Date of Award
Master of Arts
Although the influence of Dante Alighieri on James Joyce's major works has been the subject of much critical commentary, the importance of Dante in Joyce's first book, Dubliners, has been largely overlooked. In this collection of fifteen short stories, Joyce draws extensively upon the Inferno--the first canticle of Dante's moral allegory of salvation, The Divine Comedy--to portray Dublin as a city and a people trapped in a state of paralysis. By incorporating elements of the Inferno's structure, setting, characterization, and imagery into Dubliners, Joyce makes a conscious decision to participate in the tradition of allegory. But because his Modernist aesthetic raises concerns about the lack of guidance in the modern world, the instability of language, and the seemingly impossible hope for spiritual salvation, Joyce also subverts Dante's allegory. Ultimately, Joyce distinguishes his own artistic vision, creating a new, radical allegory of the modern world as paralysis.
Michelle Lynn Lecuyer
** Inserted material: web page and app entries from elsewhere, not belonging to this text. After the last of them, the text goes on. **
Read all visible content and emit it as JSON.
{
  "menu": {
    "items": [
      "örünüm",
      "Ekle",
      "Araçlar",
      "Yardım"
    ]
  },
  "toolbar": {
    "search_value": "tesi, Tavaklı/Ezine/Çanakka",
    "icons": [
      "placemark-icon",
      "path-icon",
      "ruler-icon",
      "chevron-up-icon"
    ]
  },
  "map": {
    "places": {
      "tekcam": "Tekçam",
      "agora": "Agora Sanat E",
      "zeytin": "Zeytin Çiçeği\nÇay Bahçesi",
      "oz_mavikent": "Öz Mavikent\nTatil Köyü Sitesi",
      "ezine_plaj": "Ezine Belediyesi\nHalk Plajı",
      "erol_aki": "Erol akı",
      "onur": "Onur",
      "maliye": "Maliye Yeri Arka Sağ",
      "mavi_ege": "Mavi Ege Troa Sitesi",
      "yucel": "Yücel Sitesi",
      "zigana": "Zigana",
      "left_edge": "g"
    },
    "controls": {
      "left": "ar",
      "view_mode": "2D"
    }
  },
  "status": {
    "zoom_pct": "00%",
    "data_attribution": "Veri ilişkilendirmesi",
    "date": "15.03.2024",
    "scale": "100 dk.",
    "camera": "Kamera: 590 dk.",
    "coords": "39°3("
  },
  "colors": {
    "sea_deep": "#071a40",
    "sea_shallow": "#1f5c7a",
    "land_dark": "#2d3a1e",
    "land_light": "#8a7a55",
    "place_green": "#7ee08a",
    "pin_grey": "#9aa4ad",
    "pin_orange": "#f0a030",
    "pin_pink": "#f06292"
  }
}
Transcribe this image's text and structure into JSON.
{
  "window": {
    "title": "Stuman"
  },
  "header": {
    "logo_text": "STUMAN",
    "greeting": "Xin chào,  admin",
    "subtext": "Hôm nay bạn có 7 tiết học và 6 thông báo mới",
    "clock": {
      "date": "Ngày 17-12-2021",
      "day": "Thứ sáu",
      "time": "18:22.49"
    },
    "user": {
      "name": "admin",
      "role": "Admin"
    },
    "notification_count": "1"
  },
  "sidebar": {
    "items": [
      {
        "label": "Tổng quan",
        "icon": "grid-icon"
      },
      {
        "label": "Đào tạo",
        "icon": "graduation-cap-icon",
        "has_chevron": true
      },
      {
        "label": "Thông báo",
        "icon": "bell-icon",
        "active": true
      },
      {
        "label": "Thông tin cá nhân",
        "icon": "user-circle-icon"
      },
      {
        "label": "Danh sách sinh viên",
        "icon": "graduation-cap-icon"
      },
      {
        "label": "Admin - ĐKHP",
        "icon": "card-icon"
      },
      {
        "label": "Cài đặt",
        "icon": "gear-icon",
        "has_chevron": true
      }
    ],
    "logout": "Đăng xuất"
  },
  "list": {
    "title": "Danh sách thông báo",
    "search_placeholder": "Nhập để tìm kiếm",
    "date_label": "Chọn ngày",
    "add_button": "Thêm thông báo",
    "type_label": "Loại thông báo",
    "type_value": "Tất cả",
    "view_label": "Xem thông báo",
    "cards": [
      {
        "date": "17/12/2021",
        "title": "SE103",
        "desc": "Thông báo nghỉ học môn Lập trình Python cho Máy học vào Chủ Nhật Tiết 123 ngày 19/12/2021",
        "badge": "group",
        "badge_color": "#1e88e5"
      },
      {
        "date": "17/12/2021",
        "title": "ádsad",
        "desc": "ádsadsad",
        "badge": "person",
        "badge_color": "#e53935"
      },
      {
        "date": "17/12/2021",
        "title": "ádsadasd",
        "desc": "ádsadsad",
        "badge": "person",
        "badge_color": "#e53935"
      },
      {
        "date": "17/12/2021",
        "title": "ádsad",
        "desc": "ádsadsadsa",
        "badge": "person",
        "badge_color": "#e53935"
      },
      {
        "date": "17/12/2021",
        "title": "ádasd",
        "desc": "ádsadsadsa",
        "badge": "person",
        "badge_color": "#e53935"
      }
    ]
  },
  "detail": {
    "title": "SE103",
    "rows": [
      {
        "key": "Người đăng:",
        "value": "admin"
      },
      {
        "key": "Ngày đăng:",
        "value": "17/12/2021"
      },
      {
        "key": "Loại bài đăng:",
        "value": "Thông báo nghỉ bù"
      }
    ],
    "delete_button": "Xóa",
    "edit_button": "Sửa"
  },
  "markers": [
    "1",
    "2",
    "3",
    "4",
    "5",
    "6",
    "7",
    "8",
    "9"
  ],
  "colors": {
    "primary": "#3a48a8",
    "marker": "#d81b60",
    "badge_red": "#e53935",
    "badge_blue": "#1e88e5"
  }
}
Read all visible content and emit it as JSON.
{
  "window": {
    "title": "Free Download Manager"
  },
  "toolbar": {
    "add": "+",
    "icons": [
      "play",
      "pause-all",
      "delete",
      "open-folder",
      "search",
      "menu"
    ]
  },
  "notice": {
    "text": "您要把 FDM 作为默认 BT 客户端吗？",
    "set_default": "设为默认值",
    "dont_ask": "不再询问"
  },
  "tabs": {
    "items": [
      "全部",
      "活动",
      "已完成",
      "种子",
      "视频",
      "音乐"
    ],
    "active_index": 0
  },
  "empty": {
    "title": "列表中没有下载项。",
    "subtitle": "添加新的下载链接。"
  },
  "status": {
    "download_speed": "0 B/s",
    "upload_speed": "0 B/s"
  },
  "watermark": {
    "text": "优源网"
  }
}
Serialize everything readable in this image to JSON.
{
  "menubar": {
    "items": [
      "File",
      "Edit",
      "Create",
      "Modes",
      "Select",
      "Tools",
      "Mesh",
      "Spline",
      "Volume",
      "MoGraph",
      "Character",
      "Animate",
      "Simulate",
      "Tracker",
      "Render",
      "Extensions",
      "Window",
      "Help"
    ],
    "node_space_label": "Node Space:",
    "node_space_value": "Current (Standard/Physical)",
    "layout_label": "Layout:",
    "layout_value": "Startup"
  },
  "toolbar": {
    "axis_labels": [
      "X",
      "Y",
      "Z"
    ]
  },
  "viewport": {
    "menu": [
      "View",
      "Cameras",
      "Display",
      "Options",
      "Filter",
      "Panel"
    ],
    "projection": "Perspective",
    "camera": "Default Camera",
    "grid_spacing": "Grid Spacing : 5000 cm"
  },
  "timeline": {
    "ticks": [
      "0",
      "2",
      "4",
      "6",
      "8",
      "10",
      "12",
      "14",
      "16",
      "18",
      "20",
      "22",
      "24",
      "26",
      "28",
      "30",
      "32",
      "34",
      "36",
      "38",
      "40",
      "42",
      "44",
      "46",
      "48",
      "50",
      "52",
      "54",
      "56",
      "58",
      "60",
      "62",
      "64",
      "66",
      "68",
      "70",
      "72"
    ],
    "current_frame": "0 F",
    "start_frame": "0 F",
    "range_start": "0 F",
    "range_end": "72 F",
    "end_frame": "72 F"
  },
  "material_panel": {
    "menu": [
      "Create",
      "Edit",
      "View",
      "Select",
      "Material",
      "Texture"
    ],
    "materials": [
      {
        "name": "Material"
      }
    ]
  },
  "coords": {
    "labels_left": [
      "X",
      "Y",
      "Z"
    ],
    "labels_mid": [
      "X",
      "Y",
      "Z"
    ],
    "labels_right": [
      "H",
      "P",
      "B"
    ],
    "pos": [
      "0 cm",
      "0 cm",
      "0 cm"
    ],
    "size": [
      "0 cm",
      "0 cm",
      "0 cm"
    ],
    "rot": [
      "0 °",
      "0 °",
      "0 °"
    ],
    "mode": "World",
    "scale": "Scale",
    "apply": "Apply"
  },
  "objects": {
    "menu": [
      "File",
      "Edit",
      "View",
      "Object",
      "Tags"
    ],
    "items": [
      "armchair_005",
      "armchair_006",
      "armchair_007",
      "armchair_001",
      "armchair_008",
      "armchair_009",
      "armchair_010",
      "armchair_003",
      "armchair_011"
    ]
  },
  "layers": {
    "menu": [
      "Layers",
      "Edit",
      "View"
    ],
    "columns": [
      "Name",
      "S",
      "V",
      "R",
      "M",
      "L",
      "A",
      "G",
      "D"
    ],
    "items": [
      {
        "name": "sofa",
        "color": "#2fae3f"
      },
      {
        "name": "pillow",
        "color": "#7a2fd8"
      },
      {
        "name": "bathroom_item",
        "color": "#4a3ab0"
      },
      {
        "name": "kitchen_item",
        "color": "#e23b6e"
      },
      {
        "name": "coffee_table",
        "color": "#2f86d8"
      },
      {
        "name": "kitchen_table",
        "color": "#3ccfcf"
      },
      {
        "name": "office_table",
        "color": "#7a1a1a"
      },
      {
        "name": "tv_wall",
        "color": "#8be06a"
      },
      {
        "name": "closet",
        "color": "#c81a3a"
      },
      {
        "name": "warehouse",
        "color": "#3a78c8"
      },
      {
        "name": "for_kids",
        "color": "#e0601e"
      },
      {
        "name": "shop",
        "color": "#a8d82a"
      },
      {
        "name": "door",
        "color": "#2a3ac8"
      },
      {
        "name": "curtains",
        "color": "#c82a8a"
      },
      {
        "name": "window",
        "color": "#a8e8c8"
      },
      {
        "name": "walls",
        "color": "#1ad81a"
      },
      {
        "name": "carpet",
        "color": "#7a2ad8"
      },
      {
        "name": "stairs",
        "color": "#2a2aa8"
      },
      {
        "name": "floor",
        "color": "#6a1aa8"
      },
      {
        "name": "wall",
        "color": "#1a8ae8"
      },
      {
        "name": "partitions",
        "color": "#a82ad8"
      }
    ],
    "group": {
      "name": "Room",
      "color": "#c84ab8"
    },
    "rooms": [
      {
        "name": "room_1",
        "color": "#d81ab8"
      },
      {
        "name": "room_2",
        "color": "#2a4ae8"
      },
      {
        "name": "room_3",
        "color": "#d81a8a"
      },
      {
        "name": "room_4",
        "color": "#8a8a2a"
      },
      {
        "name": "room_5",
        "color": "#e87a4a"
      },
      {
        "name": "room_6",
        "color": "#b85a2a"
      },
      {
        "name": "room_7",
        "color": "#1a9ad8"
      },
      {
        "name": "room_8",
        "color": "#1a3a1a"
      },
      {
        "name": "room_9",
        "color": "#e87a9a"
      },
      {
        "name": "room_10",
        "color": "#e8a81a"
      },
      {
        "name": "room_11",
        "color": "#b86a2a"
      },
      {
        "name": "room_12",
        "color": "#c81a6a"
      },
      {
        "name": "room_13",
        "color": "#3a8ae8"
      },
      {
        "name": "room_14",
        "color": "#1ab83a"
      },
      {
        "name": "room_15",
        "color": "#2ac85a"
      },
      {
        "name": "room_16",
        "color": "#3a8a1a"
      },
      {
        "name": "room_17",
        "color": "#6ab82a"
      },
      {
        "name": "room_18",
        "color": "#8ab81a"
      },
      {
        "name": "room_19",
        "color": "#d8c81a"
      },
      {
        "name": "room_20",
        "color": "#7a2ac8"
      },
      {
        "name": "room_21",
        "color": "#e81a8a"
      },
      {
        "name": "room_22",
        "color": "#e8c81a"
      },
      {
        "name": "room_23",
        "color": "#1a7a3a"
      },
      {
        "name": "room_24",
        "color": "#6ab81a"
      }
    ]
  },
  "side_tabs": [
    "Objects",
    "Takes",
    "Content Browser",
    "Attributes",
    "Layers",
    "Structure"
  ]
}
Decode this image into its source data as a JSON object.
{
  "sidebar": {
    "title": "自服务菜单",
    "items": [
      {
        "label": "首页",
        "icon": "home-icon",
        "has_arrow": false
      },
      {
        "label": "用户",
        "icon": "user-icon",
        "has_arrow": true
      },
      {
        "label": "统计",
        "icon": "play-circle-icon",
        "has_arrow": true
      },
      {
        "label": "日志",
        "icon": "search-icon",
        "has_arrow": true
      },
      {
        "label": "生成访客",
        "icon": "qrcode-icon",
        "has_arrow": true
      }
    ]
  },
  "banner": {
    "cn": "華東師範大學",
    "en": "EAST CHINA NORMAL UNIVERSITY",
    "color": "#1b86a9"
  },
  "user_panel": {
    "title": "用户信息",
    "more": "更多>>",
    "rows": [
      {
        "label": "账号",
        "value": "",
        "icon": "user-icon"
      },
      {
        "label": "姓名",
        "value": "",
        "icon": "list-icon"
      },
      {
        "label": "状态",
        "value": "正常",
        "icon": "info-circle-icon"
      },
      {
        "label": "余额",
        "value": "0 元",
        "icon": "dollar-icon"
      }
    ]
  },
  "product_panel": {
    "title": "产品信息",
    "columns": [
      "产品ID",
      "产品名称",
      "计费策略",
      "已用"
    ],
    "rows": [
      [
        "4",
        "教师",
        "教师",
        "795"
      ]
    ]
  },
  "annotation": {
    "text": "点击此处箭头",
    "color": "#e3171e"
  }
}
Lecuyer, Michelle Lynn, "Dante's Literary Influence in Dubliners: James Joyce's Modernist Allegory of Paralysis" (2009). Graduate Theses and Dissertations. 10625.